I find that [the man] testified in a credible manner. Any flaws in his evidence are not sufficient to cause be to disbelieve his account of the assault. This was a very traumatic event. It is understandable that in those circumstances one might not speak as accurately as one would in a calmer setting.
The Officer’s Evasiveness and Lack of Honesty
The judge also took issue with the officers’ behavior for several reasons. Firstly, the detaining officer’s response to the man’s request to use the bathroom was not sympathetic. Furthermore, the officer demonstrated a “belligerent and demeaning attitude” toward the man by asking him to urinate in a police car.
In addition, the officer had demonstrated evasiveness and lack of honesty by denying to the court that he had said this, and only admitting it once the video evidence was presented. The Judge noted:
I find it hard to believe that [the officer] would have forgotten that he said this to [the man]. It is an astonishing thing to tell someone. Consequently, I find that his testimony on this point was evasive and lacked the candour that one rightfully expects of a witness testifying under oath or affirmation.
The judge ultimately determined that the officer had assaulted the man.
Additionally, the judge found that the officer had used more force than was necessary to accomplish his purpose (which had been to get the man to speak to his girlfriend to calm her down). The man had had no obligation to speak with his girlfriend.
Breathalyzer Results Not Admissible
Lastly, the judge determined that, per s. 24 of the Charter, the results of the breath test had been “obtained in a manner that infringed or denied any rights of freedoms guaranteed by the Charter”, noting:
… this was a grievous breach of [the man’s] rights under s. 7 of the Charter. An assault on a person in custody while handcuffed to a bench to try to persuade him to do something that he has no obligation to do is indeed a grievous breach of the person’s rights under s. 7 of the Charter.
Furthermore, the conduct of the police officers further exacerbated this breach. Neither the arresting officer nor the detaining officer had been forthright with the court. In addition, neither of them had “responded responsibly” to the man’s report of assault or done anything to follow up, investigate, or report the incident to their superior officers. The judge concluded:
…the impact of the breach on [the man’s] Charter-protected interest of the security of his person was gravely impacted by being assaulted by one of the police officers that was holding him in custody.
The results of the breath tests were therefore excluded. Since there was no other evidence against the man on the charge of blowing over 80, the judge found him not guilty and dismissed the charges.

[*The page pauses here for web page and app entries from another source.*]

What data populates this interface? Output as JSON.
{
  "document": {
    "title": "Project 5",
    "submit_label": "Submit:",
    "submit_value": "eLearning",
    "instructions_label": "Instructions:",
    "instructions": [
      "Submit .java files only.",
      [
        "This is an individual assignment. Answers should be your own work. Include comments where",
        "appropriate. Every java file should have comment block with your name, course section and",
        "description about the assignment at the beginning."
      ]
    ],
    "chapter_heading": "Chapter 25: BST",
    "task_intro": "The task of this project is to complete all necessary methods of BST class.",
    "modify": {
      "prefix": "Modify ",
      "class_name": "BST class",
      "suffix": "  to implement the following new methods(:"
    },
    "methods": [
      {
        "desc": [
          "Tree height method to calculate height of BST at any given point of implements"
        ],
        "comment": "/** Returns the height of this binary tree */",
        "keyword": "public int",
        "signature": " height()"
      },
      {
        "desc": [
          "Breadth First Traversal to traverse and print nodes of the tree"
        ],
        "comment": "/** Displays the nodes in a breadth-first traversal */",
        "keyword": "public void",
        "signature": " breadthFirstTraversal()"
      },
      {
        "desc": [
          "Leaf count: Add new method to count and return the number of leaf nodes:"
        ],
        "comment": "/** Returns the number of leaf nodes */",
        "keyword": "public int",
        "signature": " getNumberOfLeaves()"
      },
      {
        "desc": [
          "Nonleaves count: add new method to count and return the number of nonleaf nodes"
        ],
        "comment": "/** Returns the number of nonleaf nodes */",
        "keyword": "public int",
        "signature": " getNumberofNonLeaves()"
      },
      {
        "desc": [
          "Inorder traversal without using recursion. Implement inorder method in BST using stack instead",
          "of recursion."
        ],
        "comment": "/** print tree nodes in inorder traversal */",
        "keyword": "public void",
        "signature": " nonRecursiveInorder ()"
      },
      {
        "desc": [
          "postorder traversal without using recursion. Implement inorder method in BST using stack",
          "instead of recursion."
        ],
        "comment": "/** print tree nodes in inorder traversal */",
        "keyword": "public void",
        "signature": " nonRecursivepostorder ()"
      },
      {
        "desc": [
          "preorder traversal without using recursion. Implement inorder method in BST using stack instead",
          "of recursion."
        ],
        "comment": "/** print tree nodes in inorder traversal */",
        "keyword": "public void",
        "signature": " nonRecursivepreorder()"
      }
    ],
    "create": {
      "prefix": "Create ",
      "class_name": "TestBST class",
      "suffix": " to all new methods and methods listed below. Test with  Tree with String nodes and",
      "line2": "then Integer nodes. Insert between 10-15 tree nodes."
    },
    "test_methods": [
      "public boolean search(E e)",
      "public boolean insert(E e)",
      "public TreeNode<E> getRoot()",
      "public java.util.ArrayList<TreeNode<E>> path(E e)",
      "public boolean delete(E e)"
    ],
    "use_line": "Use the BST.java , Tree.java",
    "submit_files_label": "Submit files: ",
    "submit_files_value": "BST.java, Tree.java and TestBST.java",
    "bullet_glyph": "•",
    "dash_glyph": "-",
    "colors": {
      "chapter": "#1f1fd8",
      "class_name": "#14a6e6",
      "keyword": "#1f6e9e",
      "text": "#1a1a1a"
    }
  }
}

Depending on the specifics of your situation, an impaired driving or drive over 80 conviction can have significant consequences, including jail time, fines, loss of your driving privileges, and damage to your reputation in the community. If you have been charged with drive over 80, contact our office online or at 905-404-1947 to schedule a free consultation with one of the Oshawa impaired driving lawyers at Affleck & Barrison LLP. We have 24-hour phone service for your convenience. Our experienced lawyers to handle your defence with diligence and expertise.